Along those same lines, the French translation often uses the word “demanderez” (litterally – demand) where the KJV uses the word “ask.” Brother Hagin said that when he looked it up, the correct meaning of the Greek word translated as “ask” is “demand as your right.” So if you have people in your Bible studies that use foreign language translations, ask them to translate key verses from their Bibles. Sometimes the insights and shades of meaning can be very helpful.
Again, the best translation is the one that you’ll read the most!
Pastor John White – Decatur, AL
The first Bible I ever owned was a King James Version and it became the one I studied, memorized, and developed spiritually from. Most of my mentors also used it as their main study and preaching Bible. Therefore, it is natural that I feel most comfortable with the KJV. I too feel that it is the most accurate of all the Bibles in English print. I own just about every other version in print and have read most of them from Genesis to Revelation. I use them all and often quote them in my sermons, but I always use the KJV as my main study and pulpit Bible. Also, because I am in the “Bible Belt” of the United States, the KJV seems to be the most accepted and recognized.
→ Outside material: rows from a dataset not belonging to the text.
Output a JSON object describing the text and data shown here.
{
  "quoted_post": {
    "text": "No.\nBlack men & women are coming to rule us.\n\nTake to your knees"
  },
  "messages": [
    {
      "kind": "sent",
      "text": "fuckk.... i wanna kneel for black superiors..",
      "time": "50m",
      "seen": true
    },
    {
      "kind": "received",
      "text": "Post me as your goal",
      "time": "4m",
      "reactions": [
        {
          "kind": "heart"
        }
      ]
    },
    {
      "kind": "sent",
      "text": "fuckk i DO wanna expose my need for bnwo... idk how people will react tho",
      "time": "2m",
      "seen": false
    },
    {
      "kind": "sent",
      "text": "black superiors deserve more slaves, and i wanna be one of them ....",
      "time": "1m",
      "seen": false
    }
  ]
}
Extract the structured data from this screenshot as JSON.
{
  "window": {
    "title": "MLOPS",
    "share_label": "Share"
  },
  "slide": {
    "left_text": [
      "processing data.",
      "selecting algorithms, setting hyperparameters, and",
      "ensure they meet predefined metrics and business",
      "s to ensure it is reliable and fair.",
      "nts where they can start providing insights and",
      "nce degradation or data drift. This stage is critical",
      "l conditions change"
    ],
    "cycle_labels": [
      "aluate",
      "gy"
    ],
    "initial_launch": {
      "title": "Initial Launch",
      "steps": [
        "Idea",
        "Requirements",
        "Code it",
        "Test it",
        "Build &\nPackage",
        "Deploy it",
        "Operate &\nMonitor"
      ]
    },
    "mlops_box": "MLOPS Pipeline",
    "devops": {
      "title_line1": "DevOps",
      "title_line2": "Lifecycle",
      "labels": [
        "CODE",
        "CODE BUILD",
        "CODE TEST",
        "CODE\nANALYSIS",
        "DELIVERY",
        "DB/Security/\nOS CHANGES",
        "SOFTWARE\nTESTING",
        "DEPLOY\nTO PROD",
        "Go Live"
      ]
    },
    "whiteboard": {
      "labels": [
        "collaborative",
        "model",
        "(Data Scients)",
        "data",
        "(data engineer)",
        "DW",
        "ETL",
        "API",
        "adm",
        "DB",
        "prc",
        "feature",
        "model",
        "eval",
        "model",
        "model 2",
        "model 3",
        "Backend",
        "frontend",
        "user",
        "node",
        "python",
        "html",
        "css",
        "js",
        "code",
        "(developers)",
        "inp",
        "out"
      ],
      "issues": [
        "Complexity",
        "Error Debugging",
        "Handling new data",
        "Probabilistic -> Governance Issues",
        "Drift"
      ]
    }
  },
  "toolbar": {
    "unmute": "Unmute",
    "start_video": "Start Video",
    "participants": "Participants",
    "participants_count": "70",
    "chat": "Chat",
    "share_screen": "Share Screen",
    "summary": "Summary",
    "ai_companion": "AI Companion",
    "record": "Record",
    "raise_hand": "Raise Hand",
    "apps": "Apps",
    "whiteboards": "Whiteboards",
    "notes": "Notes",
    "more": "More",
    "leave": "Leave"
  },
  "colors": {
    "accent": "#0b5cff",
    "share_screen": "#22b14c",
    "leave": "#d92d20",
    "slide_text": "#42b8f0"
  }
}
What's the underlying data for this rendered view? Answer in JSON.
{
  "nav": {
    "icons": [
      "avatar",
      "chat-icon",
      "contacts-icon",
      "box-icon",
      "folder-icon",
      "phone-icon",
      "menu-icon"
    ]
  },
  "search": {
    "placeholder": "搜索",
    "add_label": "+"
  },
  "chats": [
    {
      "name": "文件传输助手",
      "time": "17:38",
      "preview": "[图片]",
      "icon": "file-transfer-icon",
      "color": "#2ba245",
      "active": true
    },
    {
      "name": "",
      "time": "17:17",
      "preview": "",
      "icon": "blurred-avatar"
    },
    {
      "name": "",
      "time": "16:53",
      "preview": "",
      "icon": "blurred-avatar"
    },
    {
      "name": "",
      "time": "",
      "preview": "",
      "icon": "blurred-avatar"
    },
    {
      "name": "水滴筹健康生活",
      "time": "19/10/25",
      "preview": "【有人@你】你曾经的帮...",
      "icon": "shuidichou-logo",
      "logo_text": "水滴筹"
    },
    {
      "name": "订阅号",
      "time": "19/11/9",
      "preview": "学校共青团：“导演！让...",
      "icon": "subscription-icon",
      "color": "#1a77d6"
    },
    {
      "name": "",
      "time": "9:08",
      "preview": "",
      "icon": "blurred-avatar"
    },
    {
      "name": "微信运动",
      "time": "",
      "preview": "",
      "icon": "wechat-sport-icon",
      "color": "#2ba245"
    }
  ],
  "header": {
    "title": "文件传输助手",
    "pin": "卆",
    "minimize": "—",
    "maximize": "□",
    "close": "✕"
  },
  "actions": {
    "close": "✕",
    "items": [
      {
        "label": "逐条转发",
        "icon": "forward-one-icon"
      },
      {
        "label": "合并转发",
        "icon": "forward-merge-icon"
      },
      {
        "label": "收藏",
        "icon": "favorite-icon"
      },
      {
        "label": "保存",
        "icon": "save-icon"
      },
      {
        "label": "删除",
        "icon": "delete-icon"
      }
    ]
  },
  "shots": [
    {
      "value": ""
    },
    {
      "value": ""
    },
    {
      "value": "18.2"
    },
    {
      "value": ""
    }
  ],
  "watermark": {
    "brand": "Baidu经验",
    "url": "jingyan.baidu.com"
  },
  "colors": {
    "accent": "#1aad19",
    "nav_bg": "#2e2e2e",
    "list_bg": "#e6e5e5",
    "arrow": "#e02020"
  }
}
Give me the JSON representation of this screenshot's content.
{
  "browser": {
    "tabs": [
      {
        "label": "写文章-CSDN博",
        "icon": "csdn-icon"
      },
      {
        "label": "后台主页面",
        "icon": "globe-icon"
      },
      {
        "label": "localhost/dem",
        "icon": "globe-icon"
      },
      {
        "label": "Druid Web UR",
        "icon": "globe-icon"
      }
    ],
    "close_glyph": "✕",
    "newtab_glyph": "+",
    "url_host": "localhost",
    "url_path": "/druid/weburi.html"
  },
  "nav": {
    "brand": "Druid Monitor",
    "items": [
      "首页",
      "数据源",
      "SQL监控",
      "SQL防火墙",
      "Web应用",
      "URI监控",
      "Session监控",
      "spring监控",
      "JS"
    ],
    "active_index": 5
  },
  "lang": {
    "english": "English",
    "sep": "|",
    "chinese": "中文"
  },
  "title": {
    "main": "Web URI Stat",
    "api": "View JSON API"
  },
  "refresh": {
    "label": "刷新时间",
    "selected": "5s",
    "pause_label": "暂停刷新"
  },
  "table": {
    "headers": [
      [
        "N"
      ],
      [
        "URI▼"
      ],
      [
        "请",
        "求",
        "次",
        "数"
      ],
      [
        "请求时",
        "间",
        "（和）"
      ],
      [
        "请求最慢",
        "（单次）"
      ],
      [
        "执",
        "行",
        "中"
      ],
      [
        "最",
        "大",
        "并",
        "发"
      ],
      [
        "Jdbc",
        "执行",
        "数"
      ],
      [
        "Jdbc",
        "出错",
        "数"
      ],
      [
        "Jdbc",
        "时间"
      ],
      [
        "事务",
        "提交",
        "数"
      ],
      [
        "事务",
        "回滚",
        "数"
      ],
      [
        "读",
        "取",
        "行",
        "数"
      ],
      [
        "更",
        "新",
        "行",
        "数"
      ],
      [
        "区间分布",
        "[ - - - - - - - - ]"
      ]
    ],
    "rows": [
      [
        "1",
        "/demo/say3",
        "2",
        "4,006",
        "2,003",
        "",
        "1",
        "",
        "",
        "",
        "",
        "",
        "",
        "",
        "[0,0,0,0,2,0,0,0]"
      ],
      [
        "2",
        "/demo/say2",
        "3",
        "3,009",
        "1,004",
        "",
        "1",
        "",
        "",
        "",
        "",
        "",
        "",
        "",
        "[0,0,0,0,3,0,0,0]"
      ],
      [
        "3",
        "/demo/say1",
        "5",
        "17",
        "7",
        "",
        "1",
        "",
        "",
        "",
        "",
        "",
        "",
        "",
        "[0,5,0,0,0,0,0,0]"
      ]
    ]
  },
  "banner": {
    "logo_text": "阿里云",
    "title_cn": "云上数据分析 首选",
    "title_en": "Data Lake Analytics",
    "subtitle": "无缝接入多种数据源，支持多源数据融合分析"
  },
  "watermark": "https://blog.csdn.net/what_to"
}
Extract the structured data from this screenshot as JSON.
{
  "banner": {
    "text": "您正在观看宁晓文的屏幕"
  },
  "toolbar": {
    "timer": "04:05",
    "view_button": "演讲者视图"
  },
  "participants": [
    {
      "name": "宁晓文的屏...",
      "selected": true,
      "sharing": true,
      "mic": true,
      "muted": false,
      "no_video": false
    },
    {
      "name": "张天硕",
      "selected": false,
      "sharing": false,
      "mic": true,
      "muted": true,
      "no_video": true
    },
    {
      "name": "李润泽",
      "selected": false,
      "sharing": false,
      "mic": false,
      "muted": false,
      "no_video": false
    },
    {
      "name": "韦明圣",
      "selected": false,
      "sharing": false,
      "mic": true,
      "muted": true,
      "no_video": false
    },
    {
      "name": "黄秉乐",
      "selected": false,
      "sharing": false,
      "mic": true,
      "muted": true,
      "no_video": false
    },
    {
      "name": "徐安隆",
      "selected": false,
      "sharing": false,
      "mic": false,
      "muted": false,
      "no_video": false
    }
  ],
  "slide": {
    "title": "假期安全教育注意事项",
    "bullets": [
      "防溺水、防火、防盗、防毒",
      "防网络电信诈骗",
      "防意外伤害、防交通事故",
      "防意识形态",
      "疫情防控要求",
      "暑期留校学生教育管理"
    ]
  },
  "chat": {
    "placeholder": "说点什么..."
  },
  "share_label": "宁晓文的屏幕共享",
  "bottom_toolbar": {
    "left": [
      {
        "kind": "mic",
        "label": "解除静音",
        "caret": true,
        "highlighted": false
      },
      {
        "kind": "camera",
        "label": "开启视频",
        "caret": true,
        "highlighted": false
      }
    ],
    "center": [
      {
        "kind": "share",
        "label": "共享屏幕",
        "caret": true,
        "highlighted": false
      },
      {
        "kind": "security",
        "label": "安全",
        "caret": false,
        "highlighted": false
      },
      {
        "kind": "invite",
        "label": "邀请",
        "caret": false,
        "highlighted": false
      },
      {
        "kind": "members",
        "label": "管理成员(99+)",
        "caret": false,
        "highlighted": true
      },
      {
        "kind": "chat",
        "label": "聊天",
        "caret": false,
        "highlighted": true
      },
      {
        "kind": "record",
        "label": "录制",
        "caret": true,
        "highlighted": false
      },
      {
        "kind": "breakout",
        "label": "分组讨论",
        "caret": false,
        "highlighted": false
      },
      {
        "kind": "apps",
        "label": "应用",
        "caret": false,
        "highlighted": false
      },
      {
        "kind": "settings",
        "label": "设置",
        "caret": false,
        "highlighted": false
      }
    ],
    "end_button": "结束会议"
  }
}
I encourage you to use whichever Bible that exalts and magnifies Jesus Christ as Lord the most. Use the Bible that God speaks to you from the most and the one that you can easily communicate to others. As you grow in the Lord and in the ministry one version will seem to surface to the top that fits you and your congregation, and that version will become your faithful go-to.
Pastor Dan Morrison – Farmington, NM
A few years ago I chose to use the NKJV in my speaking for the sake of clarity. In my opinion, it is not far from the original KJV and yet modernizes some of the outdated wording of the KJV. When I encounter passages that are still difficult in their reading and understanding, I may read from the Message translation to help the audience really grasp the meaning.
When it comes to study, my favorite resources are the The Word (26 Translations) by Mathis, PC Study Bible on computer, and the classic Thompson Chain Reference Bible. For even greater insight, I often refer to Rick Renner’s Sparkling Gems for insights into some selected passages.